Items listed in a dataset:
========================

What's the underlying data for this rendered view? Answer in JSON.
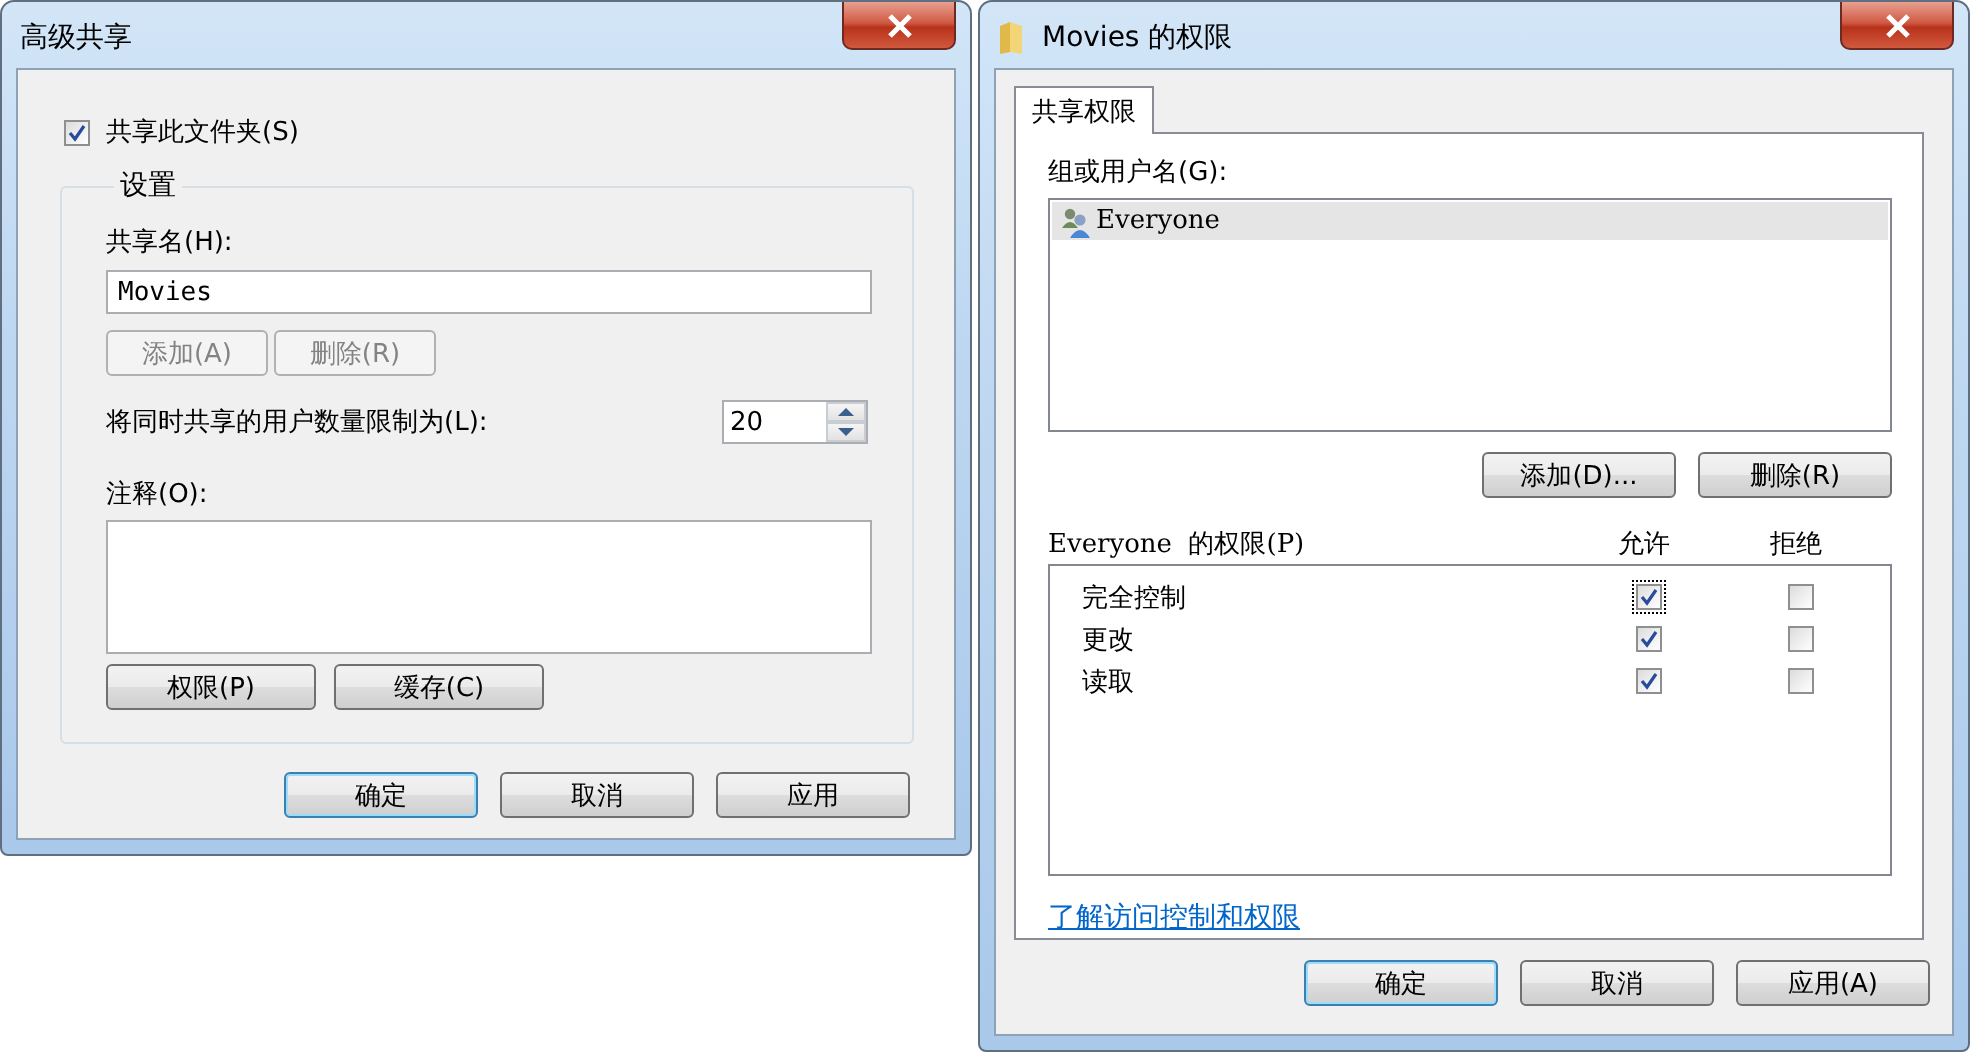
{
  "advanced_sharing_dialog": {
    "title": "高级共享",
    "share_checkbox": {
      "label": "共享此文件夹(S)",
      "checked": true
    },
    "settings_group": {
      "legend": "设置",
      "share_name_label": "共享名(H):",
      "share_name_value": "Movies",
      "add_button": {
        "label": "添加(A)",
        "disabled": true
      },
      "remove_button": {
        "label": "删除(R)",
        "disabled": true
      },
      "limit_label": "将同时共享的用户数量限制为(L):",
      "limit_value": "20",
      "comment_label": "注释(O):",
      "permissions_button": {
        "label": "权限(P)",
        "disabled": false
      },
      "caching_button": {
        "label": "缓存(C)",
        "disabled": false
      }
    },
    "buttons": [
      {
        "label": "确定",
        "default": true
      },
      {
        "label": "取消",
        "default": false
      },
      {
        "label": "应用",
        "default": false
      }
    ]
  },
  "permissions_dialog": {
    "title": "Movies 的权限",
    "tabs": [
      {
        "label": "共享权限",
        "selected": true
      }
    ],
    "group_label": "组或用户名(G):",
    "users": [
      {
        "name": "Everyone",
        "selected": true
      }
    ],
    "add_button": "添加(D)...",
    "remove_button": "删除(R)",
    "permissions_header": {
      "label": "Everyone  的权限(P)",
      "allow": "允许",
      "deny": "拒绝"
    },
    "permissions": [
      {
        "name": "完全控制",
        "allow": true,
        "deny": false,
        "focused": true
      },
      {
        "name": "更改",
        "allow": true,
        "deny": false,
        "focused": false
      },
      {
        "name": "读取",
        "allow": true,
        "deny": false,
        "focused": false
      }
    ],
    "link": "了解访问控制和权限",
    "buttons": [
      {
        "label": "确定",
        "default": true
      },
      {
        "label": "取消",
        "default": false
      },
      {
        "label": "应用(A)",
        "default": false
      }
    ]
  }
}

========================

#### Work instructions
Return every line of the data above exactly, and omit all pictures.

#### Answer to this problem
What's the underlying data for this rendered view? Answer in JSON.
{
  "advanced_sharing_dialog": {
    "title": "高级共享",
    "share_checkbox": {
      "label": "共享此文件夹(S)",
      "checked": true
    },
    "settings_group": {
      "legend": "设置",
      "share_name_label": "共享名(H):",
      "share_name_value": "Movies",
      "add_button": {
        "label": "添加(A)",
        "disabled": true
      },
      "remove_button": {
        "label": "删除(R)",
        "disabled": true
      },
      "limit_label": "将同时共享的用户数量限制为(L):",
      "limit_value": "20",
      "comment_label": "注释(O):",
      "permissions_button": {
        "label": "权限(P)",
        "disabled": false
      },
      "caching_button": {
        "label": "缓存(C)",
        "disabled": false
      }
    },
    "buttons": [
      {
        "label": "确定",
        "default": true
      },
      {
        "label": "取消",
        "default": false
      },
      {
        "label": "应用",
        "default": false
      }
    ]
  },
  "permissions_dialog": {
    "title": "Movies 的权限",
    "tabs": [
      {
        "label": "共享权限",
        "selected": true
      }
    ],
    "group_label": "组或用户名(G):",
    "users": [
      {
        "name": "Everyone",
        "selected": true
      }
    ],
    "add_button": "添加(D)...",
    "remove_button": "删除(R)",
    "permissions_header": {
      "label": "Everyone  的权限(P)",
      "allow": "允许",
      "deny": "拒绝"
    },
    "permissions": [
      {
        "name": "完全控制",
        "allow": true,
        "deny": false,
        "focused": true
      },
      {
        "name": "更改",
        "allow": true,
        "deny": false,
        "focused": false
      },
      {
        "name": "读取",
        "allow": true,
        "deny": false,
        "focused": false
      }
    ],
    "link": "了解访问控制和权限",
    "buttons": [
      {
        "label": "确定",
        "default": true
      },
      {
        "label": "取消",
        "default": false
      },
      {
        "label": "应用(A)",
        "default": false
      }
    ]
  }
}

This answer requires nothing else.